Access

You are not currently logged in.

Access your personal account or get JSTOR access through your library or other institution:

login

Log in to your personal account or through your institution.

If you need an accessible version of this item please contact JSTOR User Support

Centromere DNA Mutations Induce a Mitotic Delay in Saccharomyces cerevisiae

Forrest Spencer and Phillip Hieter
Proceedings of the National Academy of Sciences of the United States of America
Vol. 89, No. 19 (Oct. 1, 1992), pp. 8908-8912
Stable URL: http://www.jstor.org/stable/2360300
Page Count: 5
  • Read Online (Free)
  • Subscribe ($19.50)
  • Cite this Item
If you need an accessible version of this item please contact JSTOR User Support
Centromere DNA Mutations Induce a Mitotic Delay in Saccharomyces cerevisiae
Preview not available

Abstract

Cytological observations of animal cell mitoses have shown that the onset of anaphase is delayed when chromosome attachment to the spindle is spontaneously retarded or experimentally interrupted. This report demonstrates that a centromere DNA (CEN) mutation carried on a single chromosome can induce a cell cycle delay observed as retarded mitosis in the yeast Saccharomyces cerevisiae. A 31-base-pair deletion within centromere DNA element II (CDEII Δ31) that causes chromosome missegregation in only 1% of cell divisions elicited a dramatic mitotic delay phenotype. Other CEN DNA mutations, including mutations in centromere DNA elements I and III, similarly delayed mitosis. Single division pedigree analysis of strains containing the CDEII Δ31 CEN mutation indicated that most (and possibly all) cells experienced delay in each cell cycle and that the delay was not due to increased chromosome copy number. Furthermore, a synchronous population of cells containing the CDEII Δ31 mutation underwent DNA synthesis on schedule with wild-type kinetics, but subsequently exhibited late chromosomal separation and concomitant late cell separation. We speculate that this delay in cell cycle progression before the onset of anaphase provides a mechanism for the stabilization of chromosomes with defective kinetochore structure.
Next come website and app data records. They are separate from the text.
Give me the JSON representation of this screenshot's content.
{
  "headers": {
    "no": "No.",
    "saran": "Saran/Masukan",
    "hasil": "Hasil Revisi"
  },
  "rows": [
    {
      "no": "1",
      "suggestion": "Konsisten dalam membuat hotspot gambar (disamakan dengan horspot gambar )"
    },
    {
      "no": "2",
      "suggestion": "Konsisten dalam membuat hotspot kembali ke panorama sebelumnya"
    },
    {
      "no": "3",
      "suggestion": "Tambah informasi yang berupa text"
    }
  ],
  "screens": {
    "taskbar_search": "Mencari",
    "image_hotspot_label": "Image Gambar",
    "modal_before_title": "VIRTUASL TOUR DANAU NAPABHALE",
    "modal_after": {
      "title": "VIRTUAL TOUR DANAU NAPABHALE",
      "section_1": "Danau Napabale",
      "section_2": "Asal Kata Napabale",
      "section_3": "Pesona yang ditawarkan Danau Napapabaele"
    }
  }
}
Further, we suggest that the delay may be mediated by surveillance at a cell cycle checkpoint that monitors the completion of chromosomal attachment to the spindle.

Page Thumbnails

  • Thumbnail: Page 
8908
    8908
  • Thumbnail: Page 
8909
    8909
  • Thumbnail: Page 
8910
    8910
  • Thumbnail: Page 
8911
    8911
  • Thumbnail: Page 
8912
    8912